Instead, she bent to kiss his ring at the White House Wednesday as Benedict arrived in a blaze of pageantry, and later she spoke glowingly on the House floor about his commitment to truth, justice and freedom. A week before he arrived, the House passed a resolution welcoming him to Washington.
And yes, her spokesman said, she intends to receive Communion from one of the 300 priests and lay ministers who will offer it to the gathered flock of 45,000.
Benedict's stance on abortion and Communion has been painful for elected officials who inhabit the troubled zone where Catholicism and their political beliefs intersect.
Pelosi was one of 48 Catholic lawmakers - some who support and some who oppose abortion rights - who signed a letter in 2004 complaining about statements by "some members of the Catholic hierarchy."
"If Catholic legislators are scorned and held out for ridicule by Church leaders on the basis of a single issue, the Church will lose strong advocates on a wide range of issues that relate to the core of important Catholic social teaching," they wrote. "Moreover, criticism of us on a matter that is essentially one of personal morality will deter other Catholics from entering politics, and in the long run the Church will suffer."
None of the Catholic lawmakers interviewed Wednesday said they hesitated to attend Thursday's celebration of Mass. This event, they said, is about bigger themes and values, such as hope and compassion.
"Pope Benedict's historic visit is an important opportunity for Catholics and for all Americans to reflect on the ways we can contribute to the common good, address global issues of poverty, disease and despair," said Sen. John Kerry, D-Mass., whose views in 2004 led several Midwestern bishops to say they would deny the Democratic presidential nominee Communion.
"In a nation and a world facing such extraordinary and daunting challenges, the pope's visit promises hope, inspiration and great wisdom," Kerry said in a statement.
Only a few of the more than 250 U.S. bishops have said they would withhold Communion from Catholic lawmakers who support abortion rights. Most American prelates say parishioners must search their own consciences to decide whether they should receive the sacrament.
During the 2004 U.S. presidential election, Benedict, who was at that time Cardinal Joseph Ratzinger, said the sacrament could be withheld under some circumstances.
Last May, when a reporter pressed Benedict on whether he agreed that Catholic politicians who had recently legalized abortion in Mexico City should be considered excommunicated, his response was, "Yes."
Benedict's spokesman, the Rev. Federico Lombardi, later said the pope was not setting a new policy and did not intend to formally excommunicate anyone.

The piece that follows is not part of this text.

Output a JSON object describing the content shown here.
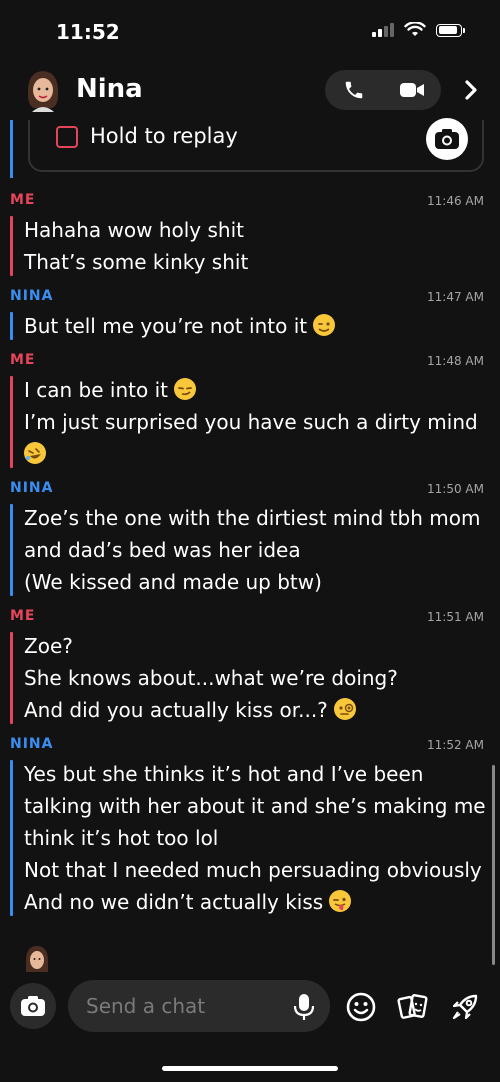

But Lombardi added that politicians who vote in favor of abortion should refrain from receiving Holy Communion.
Not this time.
"There's a time for celebrating who we are as Catholics, and this is one of those times," said Rep. Jose Serrano, D-N.Y.
"The leader of my church and a head of state is visiting my country, my city where I work, in a brand new ballpark," he added. "There is a great sense of excitement."
AP Religion Writer Rachel Zoll contributed to this report.